In pursuit of development the environment has become more vulnerable to both natural and human induced changes. Water systems are under threat from pollution and human related activities, forests face serious degradation as a result of expansion of settlements and agriculture.
It is important to constantly keep watch of such changes, set in motion interventions and address such impacts on the environment. Environmental Action planning is intended to provide guidance on solutions to some of these impacts through a systematic planning process.
Kenya prepared the first National Environment Action Plan in 1994 in pursuit of fulillment of Agenda 21 of the Rio summit of 1992. he process has been domesticated through a legal provision in the Environment Management and Coordination Act 1999 and now EMCA Cap 387. The legal framework provides for both the National and County governments to prepare Environmental Action Plans as part of mainstreaming of environmental concerns into the development planning process. In order to guide the process, there is an overarching need to standardize tools for sustainable environmental management.

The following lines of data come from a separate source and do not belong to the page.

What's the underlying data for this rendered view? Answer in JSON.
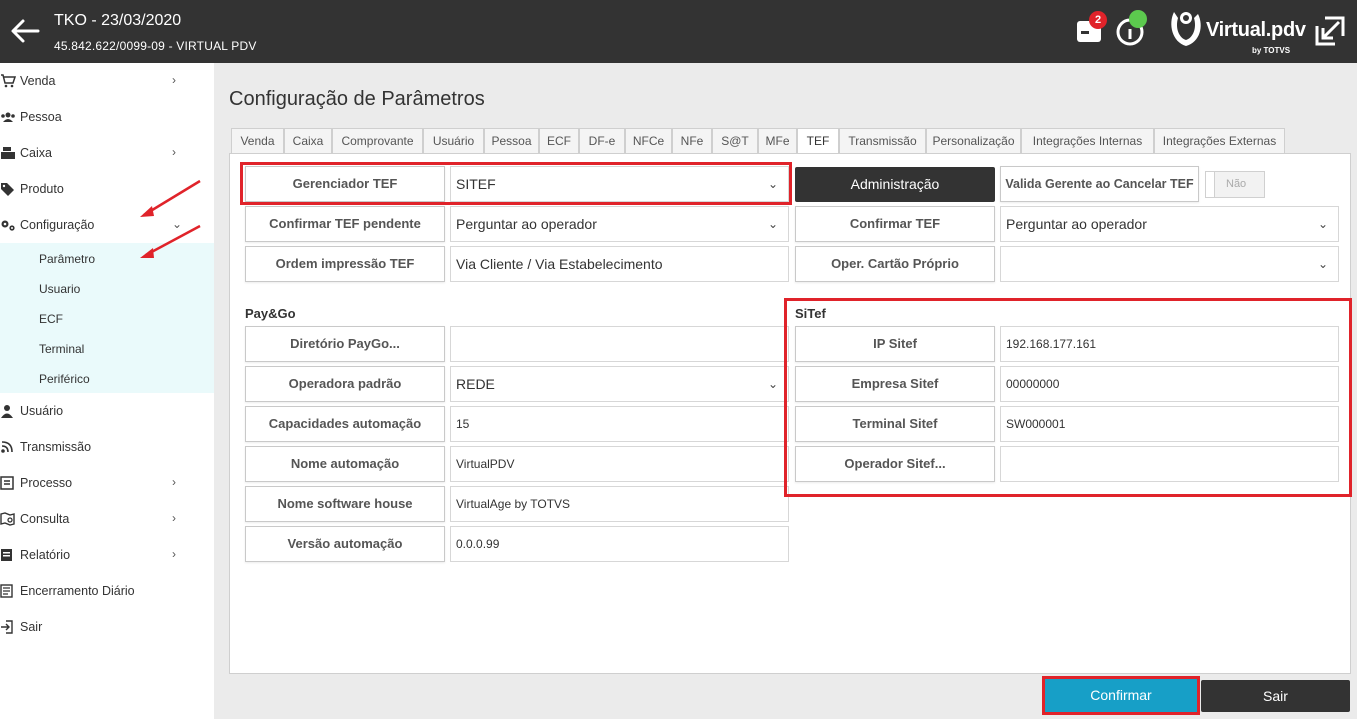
{
  "header": {
    "title": "TKO - 23/03/2020",
    "subtitle": "45.842.622/0099-09 - VIRTUAL PDV",
    "notification_count": "2",
    "logo_text": "Virtual.pdv",
    "logo_sub": "by TOTVS"
  },
  "sidebar": {
    "items": [
      {
        "label": "Venda",
        "icon": "cart-icon",
        "chevron": "›"
      },
      {
        "label": "Pessoa",
        "icon": "people-icon",
        "chevron": ""
      },
      {
        "label": "Caixa",
        "icon": "cash-register-icon",
        "chevron": "›"
      },
      {
        "label": "Produto",
        "icon": "tag-icon",
        "chevron": ""
      },
      {
        "label": "Configuração",
        "icon": "gears-icon",
        "chevron": "⌄"
      },
      {
        "label": "Usuário",
        "icon": "user-icon",
        "chevron": ""
      },
      {
        "label": "Transmissão",
        "icon": "signal-icon",
        "chevron": ""
      },
      {
        "label": "Processo",
        "icon": "process-icon",
        "chevron": "›"
      },
      {
        "label": "Consulta",
        "icon": "map-icon",
        "chevron": "›"
      },
      {
        "label": "Relatório",
        "icon": "report-icon",
        "chevron": "›"
      },
      {
        "label": "Encerramento Diário",
        "icon": "list-icon",
        "chevron": ""
      },
      {
        "label": "Sair",
        "icon": "exit-icon",
        "chevron": ""
      }
    ],
    "submenu": [
      "Parâmetro",
      "Usuario",
      "ECF",
      "Terminal",
      "Periférico"
    ]
  },
  "main": {
    "title": "Configuração de Parâmetros",
    "tabs": [
      "Venda",
      "Caixa",
      "Comprovante",
      "Usuário",
      "Pessoa",
      "ECF",
      "DF-e",
      "NFCe",
      "NFe",
      "S@T",
      "MFe",
      "TEF",
      "Transmissão",
      "Personalização",
      "Integrações Internas",
      "Integrações Externas"
    ],
    "active_tab": "TEF"
  },
  "tef": {
    "gerenciador_label": "Gerenciador TEF",
    "gerenciador_value": "SITEF",
    "admin_button": "Administração",
    "valida_gerente_label": "Valida Gerente ao Cancelar TEF",
    "valida_gerente_value": "Não",
    "confirmar_pendente_label": "Confirmar TEF pendente",
    "confirmar_pendente_value": "Perguntar ao operador",
    "confirmar_tef_label": "Confirmar TEF",
    "confirmar_tef_value": "Perguntar ao operador",
    "ordem_label": "Ordem impressão TEF",
    "ordem_value": "Via Cliente / Via Estabelecimento",
    "cartao_proprio_label": "Oper. Cartão Próprio",
    "cartao_proprio_value": ""
  },
  "paygo": {
    "section": "Pay&Go",
    "diretorio_label": "Diretório PayGo...",
    "diretorio_value": "",
    "operadora_label": "Operadora padrão",
    "operadora_value": "REDE",
    "capacidades_label": "Capacidades automação",
    "capacidades_value": "15",
    "nome_label": "Nome automação",
    "nome_value": "VirtualPDV",
    "software_label": "Nome software house",
    "software_value": "VirtualAge by TOTVS",
    "versao_label": "Versão automação",
    "versao_value": "0.0.0.99"
  },
  "sitef": {
    "section": "SiTef",
    "ip_label": "IP Sitef",
    "ip_value": "192.168.177.161",
    "empresa_label": "Empresa Sitef",
    "empresa_value": "00000000",
    "terminal_label": "Terminal Sitef",
    "terminal_value": "SW000001",
    "operador_label": "Operador Sitef...",
    "operador_value": ""
  },
  "footer": {
    "confirm_label": "Confirmar",
    "exit_label": "Sair"
  },
  "colors": {
    "header_bg": "#333333",
    "accent_blue": "#179fc7",
    "highlight_red": "#e0232a",
    "submenu_bg": "#eafafb",
    "status_green": "#5cc94e"
  },
  "caret": "⌄"
}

It is in this respect, that the development of these guidelines has been undertaken so as to provide a basis for monitoring the State of Environment (SOE) through environmental indicators that are embedded in the guidelines. The Constitution of Kenya 2010 has elevated environmental integrity into a human right; and has made deliberate and strategic effort to address environmental impacts, considering the environment a constitutional obligation of every individual as well providing a framework for environmental interventions at National and County levels.
These guidelines were prepared through a participatory process and it is expected that the same process will be used in preparation of the County and National Environment Action Plans.

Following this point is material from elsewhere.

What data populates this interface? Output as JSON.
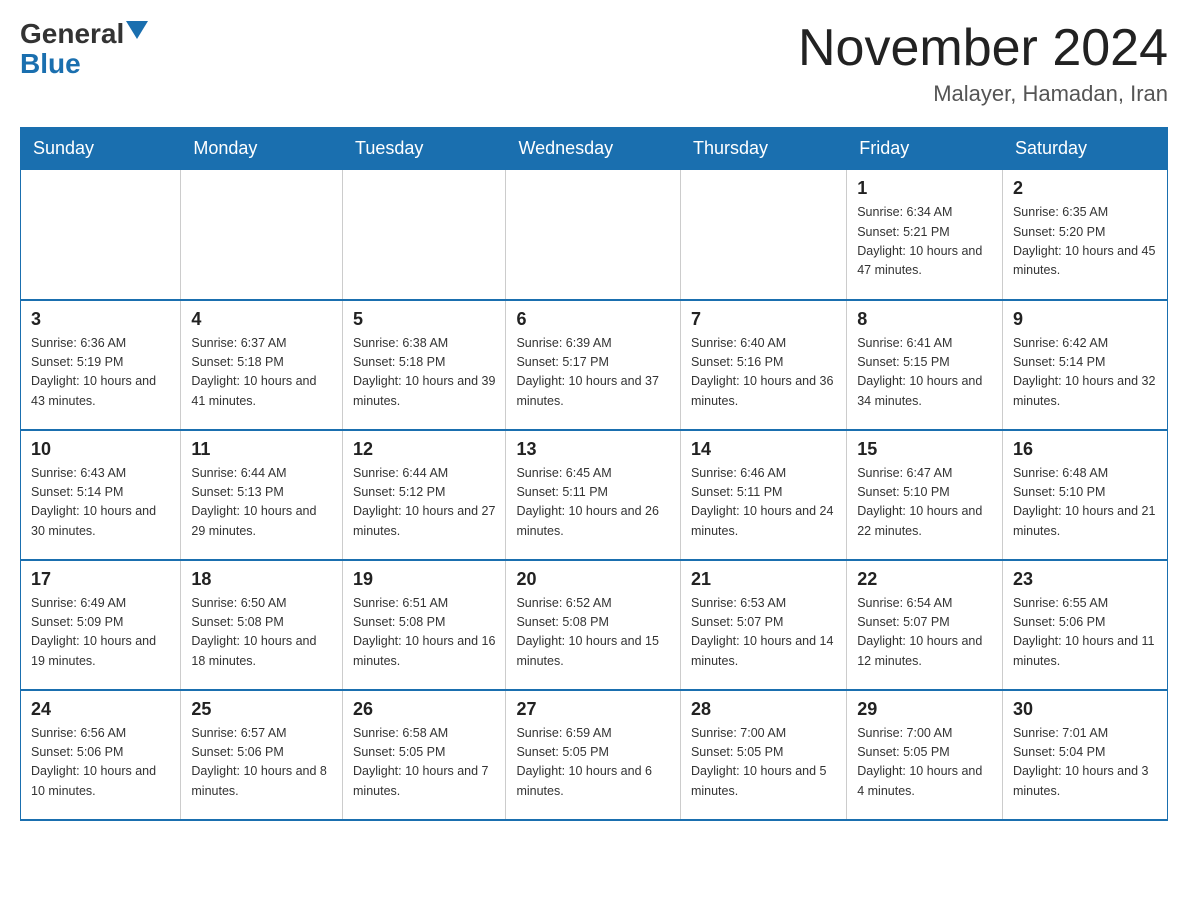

The guidelines will facilitate development of action plans which link social, economic and environmental issues aimed at reducing poverty, enhancing equity and generating wealth for the present and future-generations. The expected outcome of sustainable development initiatives are national initiatives aimed at addressing issues of sustainable resource management and use; conducting research to build an information base and promoting information-sharing; and administering programmes that promote partnerships with all stakeholders for natural resource management and conservation.
I am therefore delighted to recommend these guidelines for use during the preparation of the County Environmental Action Plans and the National Environment Action Plan. I would like to urge all institutions in charge of environmental planning and the County Environment Committees to prepare Environmental Acton Plans to bring to light strategic environment interventions to stem the negative environmental impacts arising from environmental and Natural resource exploitation.
Prof. Judi. W. Wakhungu, EGH
Ministry of Environment and Natural Resources